Twenty large dams have already been built on Mexico’s rivers. Mexico boasts the highest dam in the Americas and the sixth largest dam in the world: the Chicoasén Dam in Chiapas State. Mexico’s dams have forcibly displaced more than 167,000 people. The Temascal Dam in Oaxaca displaced close to 25,000 Mazatec indigenous peoples, a nation that spoke 56 languages. Most were not compensated for their land and losses, and when they protested their homes were set on fire. Promises of electricity and irrigation were not met, and close to 200 displaced people died.
Today, communities living along the Papagayo, Usumacinta, Grijalva and many other rivers are threatened by plans to build hydropower dams to power vast regional development programs.
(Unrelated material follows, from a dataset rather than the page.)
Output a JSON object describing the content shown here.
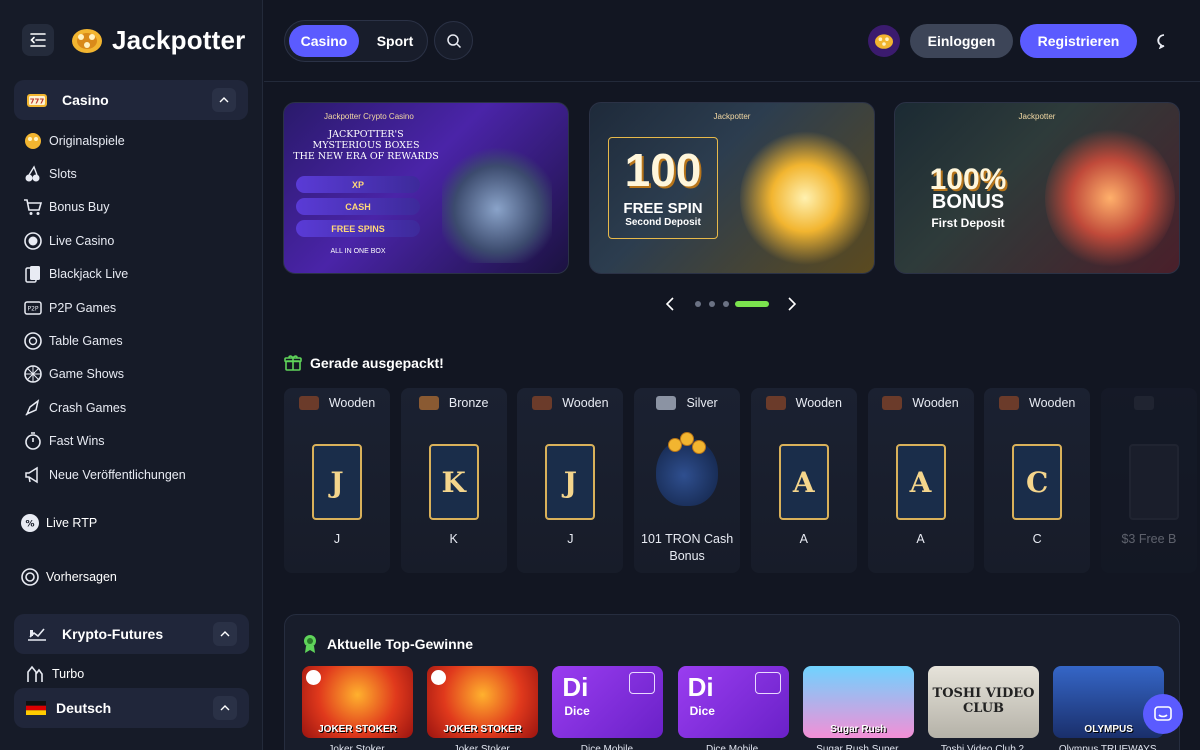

Opposition to dams by affected communities has grown, and in 2004 Mexican activists, dam–affected peoples and NGOs joined together to form the Mexican Movement of Peoples Affected by Dams and in Defense of Rivers (MAPDER). MAPDER aims to defend rivers, water, land and communities from dams; to achieve reparations for the damages caused by existing dams; and to demand the decommissioning of dams that present a danger to communities. MAPDER was created in 2004 in Guerrero State where La Parota Dam is planned for construction. The second meeting of MAPDER took place in early 2005 at the site of the proposed Arcediano Dam in the State of Jalisco. A third meeting took place in Mexico City in March, 2006.
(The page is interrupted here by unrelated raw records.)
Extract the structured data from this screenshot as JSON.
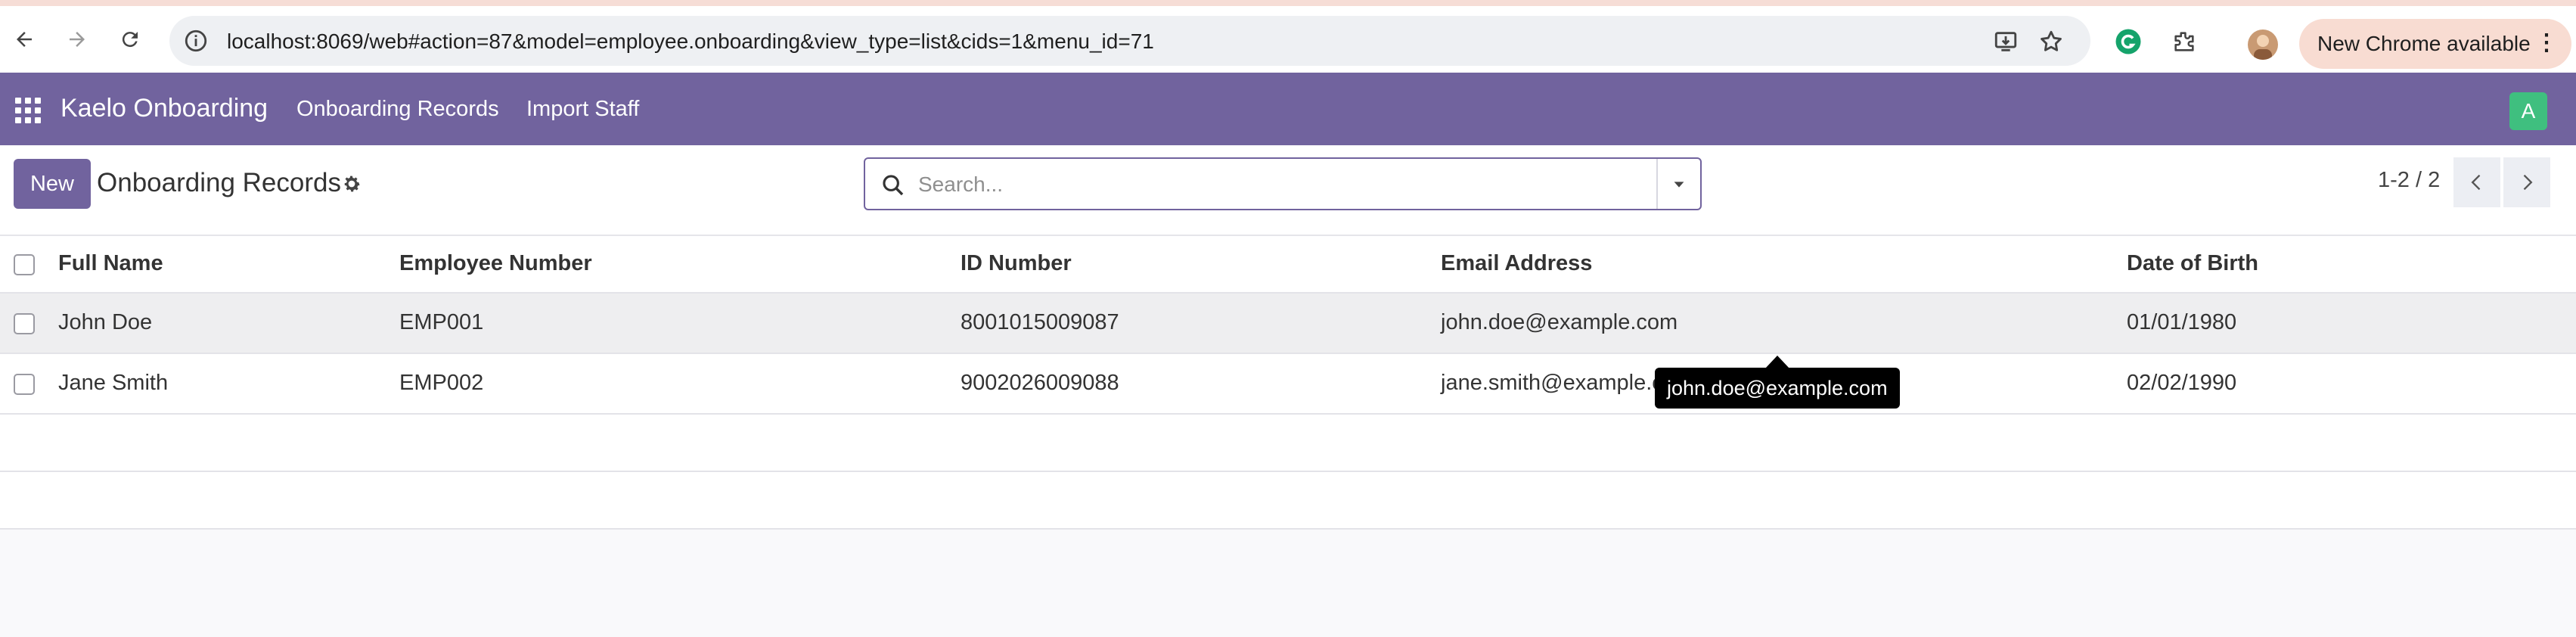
{
  "browser": {
    "url": "localhost:8069/web#action=87&model=employee.onboarding&view_type=list&cids=1&menu_id=71",
    "update_label": "New Chrome available"
  },
  "topnav": {
    "brand": "Kaelo Onboarding",
    "menu": [
      "Onboarding Records",
      "Import Staff"
    ],
    "user_initial": "A",
    "bar_color": "#71639e",
    "avatar_color": "#3fbf7f"
  },
  "control": {
    "new_label": "New",
    "title": "Onboarding Records",
    "search_placeholder": "Search...",
    "pager": "1-2 / 2"
  },
  "table": {
    "columns": [
      "Full Name",
      "Employee Number",
      "ID Number",
      "Email Address",
      "Date of Birth"
    ],
    "rows": [
      [
        "John Doe",
        "EMP001",
        "8001015009087",
        "john.doe@example.com",
        "01/01/1980"
      ],
      [
        "Jane Smith",
        "EMP002",
        "9002026009088",
        "jane.smith@example.com",
        "02/02/1990"
      ]
    ]
  },
  "tooltip": {
    "text": "john.doe@example.com"
  }
}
Today, International Rivers is supporting the struggle of the communities affected by the La Parota Dam in their efforts to stop the project, and continues to offer support and assistance to MAPDER.